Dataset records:
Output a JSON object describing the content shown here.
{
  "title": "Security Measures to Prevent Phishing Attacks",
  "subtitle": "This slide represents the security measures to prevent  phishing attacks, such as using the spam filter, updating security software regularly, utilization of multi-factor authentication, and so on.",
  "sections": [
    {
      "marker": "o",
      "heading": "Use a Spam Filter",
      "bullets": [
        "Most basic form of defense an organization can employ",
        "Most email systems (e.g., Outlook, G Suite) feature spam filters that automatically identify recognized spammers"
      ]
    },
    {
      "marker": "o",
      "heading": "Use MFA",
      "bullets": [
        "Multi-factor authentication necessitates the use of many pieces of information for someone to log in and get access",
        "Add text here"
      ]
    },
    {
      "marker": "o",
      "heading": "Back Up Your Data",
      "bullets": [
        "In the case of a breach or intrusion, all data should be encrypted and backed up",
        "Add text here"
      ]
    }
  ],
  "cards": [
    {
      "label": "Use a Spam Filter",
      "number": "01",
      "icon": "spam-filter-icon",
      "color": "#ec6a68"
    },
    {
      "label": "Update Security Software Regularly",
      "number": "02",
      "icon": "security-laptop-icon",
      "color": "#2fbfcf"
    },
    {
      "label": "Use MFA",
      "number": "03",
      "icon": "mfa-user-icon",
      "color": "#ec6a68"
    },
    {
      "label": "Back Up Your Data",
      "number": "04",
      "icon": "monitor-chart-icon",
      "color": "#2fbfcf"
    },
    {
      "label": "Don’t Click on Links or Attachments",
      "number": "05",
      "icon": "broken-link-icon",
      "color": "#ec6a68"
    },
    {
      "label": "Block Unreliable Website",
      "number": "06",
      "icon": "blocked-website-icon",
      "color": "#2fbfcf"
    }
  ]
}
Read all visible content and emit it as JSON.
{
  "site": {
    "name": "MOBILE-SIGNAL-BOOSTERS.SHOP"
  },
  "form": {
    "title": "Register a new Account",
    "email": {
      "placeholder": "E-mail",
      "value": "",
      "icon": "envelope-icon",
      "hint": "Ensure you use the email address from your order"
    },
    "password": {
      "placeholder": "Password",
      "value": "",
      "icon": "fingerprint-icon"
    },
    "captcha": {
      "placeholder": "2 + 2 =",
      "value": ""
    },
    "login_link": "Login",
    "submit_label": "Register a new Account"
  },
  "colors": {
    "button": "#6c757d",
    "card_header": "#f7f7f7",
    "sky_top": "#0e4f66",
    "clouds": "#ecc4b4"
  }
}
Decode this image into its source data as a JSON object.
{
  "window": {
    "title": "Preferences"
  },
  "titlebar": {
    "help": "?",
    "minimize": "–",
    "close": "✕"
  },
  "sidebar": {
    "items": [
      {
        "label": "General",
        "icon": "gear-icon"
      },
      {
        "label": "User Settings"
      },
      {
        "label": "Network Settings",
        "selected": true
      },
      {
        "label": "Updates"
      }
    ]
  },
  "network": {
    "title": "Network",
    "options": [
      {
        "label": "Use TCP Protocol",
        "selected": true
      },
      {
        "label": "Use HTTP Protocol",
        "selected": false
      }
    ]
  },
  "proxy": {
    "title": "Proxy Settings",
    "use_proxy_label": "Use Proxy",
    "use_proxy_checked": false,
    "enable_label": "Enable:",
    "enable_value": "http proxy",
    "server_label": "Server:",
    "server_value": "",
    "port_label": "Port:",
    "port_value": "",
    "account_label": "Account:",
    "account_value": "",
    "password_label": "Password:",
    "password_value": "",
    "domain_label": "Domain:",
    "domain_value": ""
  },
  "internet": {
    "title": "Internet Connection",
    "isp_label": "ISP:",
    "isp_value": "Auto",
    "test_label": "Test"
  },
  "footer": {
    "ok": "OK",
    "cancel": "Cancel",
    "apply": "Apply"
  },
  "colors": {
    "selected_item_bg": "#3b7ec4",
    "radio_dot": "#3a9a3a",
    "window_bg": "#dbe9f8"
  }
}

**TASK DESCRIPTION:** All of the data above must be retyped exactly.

**ANSWER FOR THE TASK:**
Output a JSON object describing the content shown here.
{
  "title": "Security Measures to Prevent Phishing Attacks",
  "subtitle": "This slide represents the security measures to prevent  phishing attacks, such as using the spam filter, updating security software regularly, utilization of multi-factor authentication, and so on.",
  "sections": [
    {
      "marker": "o",
      "heading": "Use a Spam Filter",
      "bullets": [
        "Most basic form of defense an organization can employ",
        "Most email systems (e.g., Outlook, G Suite) feature spam filters that automatically identify recognized spammers"
      ]
    },
    {
      "marker": "o",
      "heading": "Use MFA",
      "bullets": [
        "Multi-factor authentication necessitates the use of many pieces of information for someone to log in and get access",
        "Add text here"
      ]
    },
    {
      "marker": "o",
      "heading": "Back Up Your Data",
      "bullets": [
        "In the case of a breach or intrusion, all data should be encrypted and backed up",
        "Add text here"
      ]
    }
  ],
  "cards": [
    {
      "label": "Use a Spam Filter",
      "number": "01",
      "icon": "spam-filter-icon",
      "color": "#ec6a68"
    },
    {
      "label": "Update Security Software Regularly",
      "number": "02",
      "icon": "security-laptop-icon",
      "color": "#2fbfcf"
    },
    {
      "label": "Use MFA",
      "number": "03",
      "icon": "mfa-user-icon",
      "color": "#ec6a68"
    },
    {
      "label": "Back Up Your Data",
      "number": "04",
      "icon": "monitor-chart-icon",
      "color": "#2fbfcf"
    },
    {
      "label": "Don’t Click on Links or Attachments",
      "number": "05",
      "icon": "broken-link-icon",
      "color": "#ec6a68"
    },
    {
      "label": "Block Unreliable Website",
      "number": "06",
      "icon": "blocked-website-icon",
      "color": "#2fbfcf"
    }
  ]
}
Read all visible content and emit it as JSON.
{
  "site": {
    "name": "MOBILE-SIGNAL-BOOSTERS.SHOP"
  },
  "form": {
    "title": "Register a new Account",
    "email": {
      "placeholder": "E-mail",
      "value": "",
      "icon": "envelope-icon",
      "hint": "Ensure you use the email address from your order"
    },
    "password": {
      "placeholder": "Password",
      "value": "",
      "icon": "fingerprint-icon"
    },
    "captcha": {
      "placeholder": "2 + 2 =",
      "value": ""
    },
    "login_link": "Login",
    "submit_label": "Register a new Account"
  },
  "colors": {
    "button": "#6c757d",
    "card_header": "#f7f7f7",
    "sky_top": "#0e4f66",
    "clouds": "#ecc4b4"
  }
}
Decode this image into its source data as a JSON object.
{
  "window": {
    "title": "Preferences"
  },
  "titlebar": {
    "help": "?",
    "minimize": "–",
    "close": "✕"
  },
  "sidebar": {
    "items": [
      {
        "label": "General",
        "icon": "gear-icon"
      },
      {
        "label": "User Settings"
      },
      {
        "label": "Network Settings",
        "selected": true
      },
      {
        "label": "Updates"
      }
    ]
  },
  "network": {
    "title": "Network",
    "options": [
      {
        "label": "Use TCP Protocol",
        "selected": true
      },
      {
        "label": "Use HTTP Protocol",
        "selected": false
      }
    ]
  },
  "proxy": {
    "title": "Proxy Settings",
    "use_proxy_label": "Use Proxy",
    "use_proxy_checked": false,
    "enable_label": "Enable:",
    "enable_value": "http proxy",
    "server_label": "Server:",
    "server_value": "",
    "port_label": "Port:",
    "port_value": "",
    "account_label": "Account:",
    "account_value": "",
    "password_label": "Password:",
    "password_value": "",
    "domain_label": "Domain:",
    "domain_value": ""
  },
  "internet": {
    "title": "Internet Connection",
    "isp_label": "ISP:",
    "isp_value": "Auto",
    "test_label": "Test"
  },
  "footer": {
    "ok": "OK",
    "cancel": "Cancel",
    "apply": "Apply"
  },
  "colors": {
    "selected_item_bg": "#3b7ec4",
    "radio_dot": "#3a9a3a",
    "window_bg": "#dbe9f8"
  }
}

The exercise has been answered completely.